Promotional photo of Bright Beginning Early Learning Center in Anchorage (Photo courtesy of Debra Rodriguez)

Rodriguez said many people don’t have an appreciation for child care providers.

“The childcare industry has really struggled to even gain recognition as a legitimate industry,” Rodriguez said. “A lot of people have this view of us just being babysitters. And it’s so opposite of the truth.”

Rodriguez said she feels like the child care industry has been an afterthought during the pandemic.

Even down to constantly shifting guidelines, she said, that at first suggested child care providers use cleaning products that are unsafe for children or suggesting toddlers maintain 6 feet of physical distance. Rodriguez said that guidance, which she initially called not practical or possible, has since been revised.

Related: Some Alaska summer camps prepare to reopen with new rules, reduced capacity

Back in April, the state Child Care Program Office told all child care providers the office could provide monthly relief payments beginning in April. The payments were to be used to help providers cover the cost of supplies, keep staff, and to reopen or remain operational during the pandemic. The notice said it anticipated funding would be available through June.

“We were excited because we expected that funding to be just what we would need to be able to ride out the next several months,” Rodriguez said.

But providers never received more than one payment. Many, like Rodriguez, were expecting three to cover the expenses and losses for the months of March, April, and May.

Another notice from the Child Care Program Office dated May 14 explained that funding had run out due to overwhelming demand.

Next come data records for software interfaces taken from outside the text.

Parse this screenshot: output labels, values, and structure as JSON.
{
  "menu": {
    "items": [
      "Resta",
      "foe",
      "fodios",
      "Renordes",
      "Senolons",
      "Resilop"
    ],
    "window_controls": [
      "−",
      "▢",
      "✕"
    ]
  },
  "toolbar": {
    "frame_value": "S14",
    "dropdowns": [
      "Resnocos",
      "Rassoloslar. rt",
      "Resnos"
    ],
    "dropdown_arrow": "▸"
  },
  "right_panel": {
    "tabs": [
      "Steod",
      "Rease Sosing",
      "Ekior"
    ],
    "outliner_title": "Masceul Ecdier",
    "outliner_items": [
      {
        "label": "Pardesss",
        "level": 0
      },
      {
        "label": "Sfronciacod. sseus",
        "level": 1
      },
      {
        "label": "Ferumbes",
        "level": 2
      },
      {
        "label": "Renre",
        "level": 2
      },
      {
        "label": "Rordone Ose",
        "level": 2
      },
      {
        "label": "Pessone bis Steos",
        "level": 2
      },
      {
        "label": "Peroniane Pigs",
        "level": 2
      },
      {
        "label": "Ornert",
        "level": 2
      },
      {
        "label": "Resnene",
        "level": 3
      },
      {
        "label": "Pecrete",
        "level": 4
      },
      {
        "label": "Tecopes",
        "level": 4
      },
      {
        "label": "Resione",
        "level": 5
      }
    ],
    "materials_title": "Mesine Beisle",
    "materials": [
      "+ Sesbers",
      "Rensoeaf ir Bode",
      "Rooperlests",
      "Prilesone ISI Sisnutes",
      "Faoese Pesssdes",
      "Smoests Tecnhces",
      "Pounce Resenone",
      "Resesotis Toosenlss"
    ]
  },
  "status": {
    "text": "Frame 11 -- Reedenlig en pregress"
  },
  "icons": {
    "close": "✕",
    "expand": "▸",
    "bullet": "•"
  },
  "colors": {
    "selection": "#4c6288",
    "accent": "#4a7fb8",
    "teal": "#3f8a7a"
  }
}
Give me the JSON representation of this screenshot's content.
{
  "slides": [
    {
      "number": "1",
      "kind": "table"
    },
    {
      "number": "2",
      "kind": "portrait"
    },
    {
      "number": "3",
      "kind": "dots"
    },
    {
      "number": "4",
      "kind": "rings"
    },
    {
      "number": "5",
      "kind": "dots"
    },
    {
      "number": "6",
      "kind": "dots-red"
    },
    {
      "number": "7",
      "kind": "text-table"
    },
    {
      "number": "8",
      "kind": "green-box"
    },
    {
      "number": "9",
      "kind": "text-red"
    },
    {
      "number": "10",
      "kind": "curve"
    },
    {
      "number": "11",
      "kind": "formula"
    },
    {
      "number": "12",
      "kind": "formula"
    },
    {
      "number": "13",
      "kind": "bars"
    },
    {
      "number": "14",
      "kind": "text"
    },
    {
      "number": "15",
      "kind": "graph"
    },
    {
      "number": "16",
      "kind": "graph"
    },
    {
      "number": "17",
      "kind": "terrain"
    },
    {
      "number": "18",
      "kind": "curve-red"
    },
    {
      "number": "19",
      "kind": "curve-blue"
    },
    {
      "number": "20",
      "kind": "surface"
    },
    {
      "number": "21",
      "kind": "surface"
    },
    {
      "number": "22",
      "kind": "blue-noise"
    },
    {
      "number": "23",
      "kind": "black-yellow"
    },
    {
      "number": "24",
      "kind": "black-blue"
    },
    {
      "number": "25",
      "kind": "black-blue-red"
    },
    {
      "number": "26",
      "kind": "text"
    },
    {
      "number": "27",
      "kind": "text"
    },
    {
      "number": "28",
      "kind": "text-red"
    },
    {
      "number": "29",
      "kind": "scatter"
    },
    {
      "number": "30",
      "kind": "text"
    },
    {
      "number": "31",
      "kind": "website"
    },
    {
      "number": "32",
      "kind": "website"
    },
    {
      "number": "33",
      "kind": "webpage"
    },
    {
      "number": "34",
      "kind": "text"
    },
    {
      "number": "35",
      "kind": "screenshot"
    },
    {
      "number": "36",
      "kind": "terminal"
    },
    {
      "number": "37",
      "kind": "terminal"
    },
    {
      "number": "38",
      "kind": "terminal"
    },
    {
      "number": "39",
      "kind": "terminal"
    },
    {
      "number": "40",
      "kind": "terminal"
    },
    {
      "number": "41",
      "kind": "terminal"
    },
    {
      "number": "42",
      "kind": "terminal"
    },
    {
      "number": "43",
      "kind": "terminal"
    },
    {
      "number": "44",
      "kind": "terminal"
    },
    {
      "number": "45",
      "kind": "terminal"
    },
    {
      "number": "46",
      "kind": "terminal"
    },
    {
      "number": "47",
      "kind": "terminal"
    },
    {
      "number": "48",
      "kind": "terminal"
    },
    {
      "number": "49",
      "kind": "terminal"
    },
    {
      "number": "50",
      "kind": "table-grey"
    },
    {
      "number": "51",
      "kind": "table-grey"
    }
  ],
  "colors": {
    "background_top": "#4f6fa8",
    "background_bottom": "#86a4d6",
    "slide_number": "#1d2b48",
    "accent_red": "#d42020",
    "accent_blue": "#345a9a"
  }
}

Alaska’s childcare providers requested a total of $9,037,739. The office was only allocated $6,400,000 in federal CARES Act funds, an amount that they found out after announcing the plan for monthly payments to providers. The state kicked in the rest to to cover the initial request. But the office now estimates that it will need $20 million dollars to cover the additional need.

The notice said the office is working with Alaska’s Congressional delegation to find more money.

Rodriguez said she’s also reaching out to legislators.

“We have been flooding them with phone calls and emails and, and letters just explaining our situations and just the lack of funding that’s there for us to stay alive,” Rodriguez said.

State officials did not respond to a request for comment at the time of this report.

Representative Ivy Spohnholz, a Democrat from Anchorage, said she too is anxiously awaiting an announcement from the department.

Spohnholz, whose husband ran a non-profit child development center for several years, said she understands just how precarious the financial side of childcare is under normal circumstances.

But beyond keeping providers afloat, Spohnholz said childcare is essential to successfully reopening Alaska’s economy.

“We can’t have workers go back to work if they don’t have stable childcare,” Spohnholz said. “[That] makes it just so important that the department find funding to make sure that these childcare providers, which are mom and pop shops for the most part across the state of Alaska, are able to stay open and don’t close because of their inability to pay their bills.”

Related: LISTEN: As parents head back to work, childcare providers are struggling to meet demand

Rodriguez, of Bright Beginnings, said she’s cautiously hopeful that her business will survive. It’s the only business she’s ever known.

“We’re certainly living everyday like we’re going to be here for 18 more years,” Rodriguez said, “I can’t see myself doing anything else because it’s such a rewarding career to just be able to get people off to the right start to their lives and provide the skills that they need to productive and effective and well adjusted. It’s all I’ve ever done and all I ever will do.”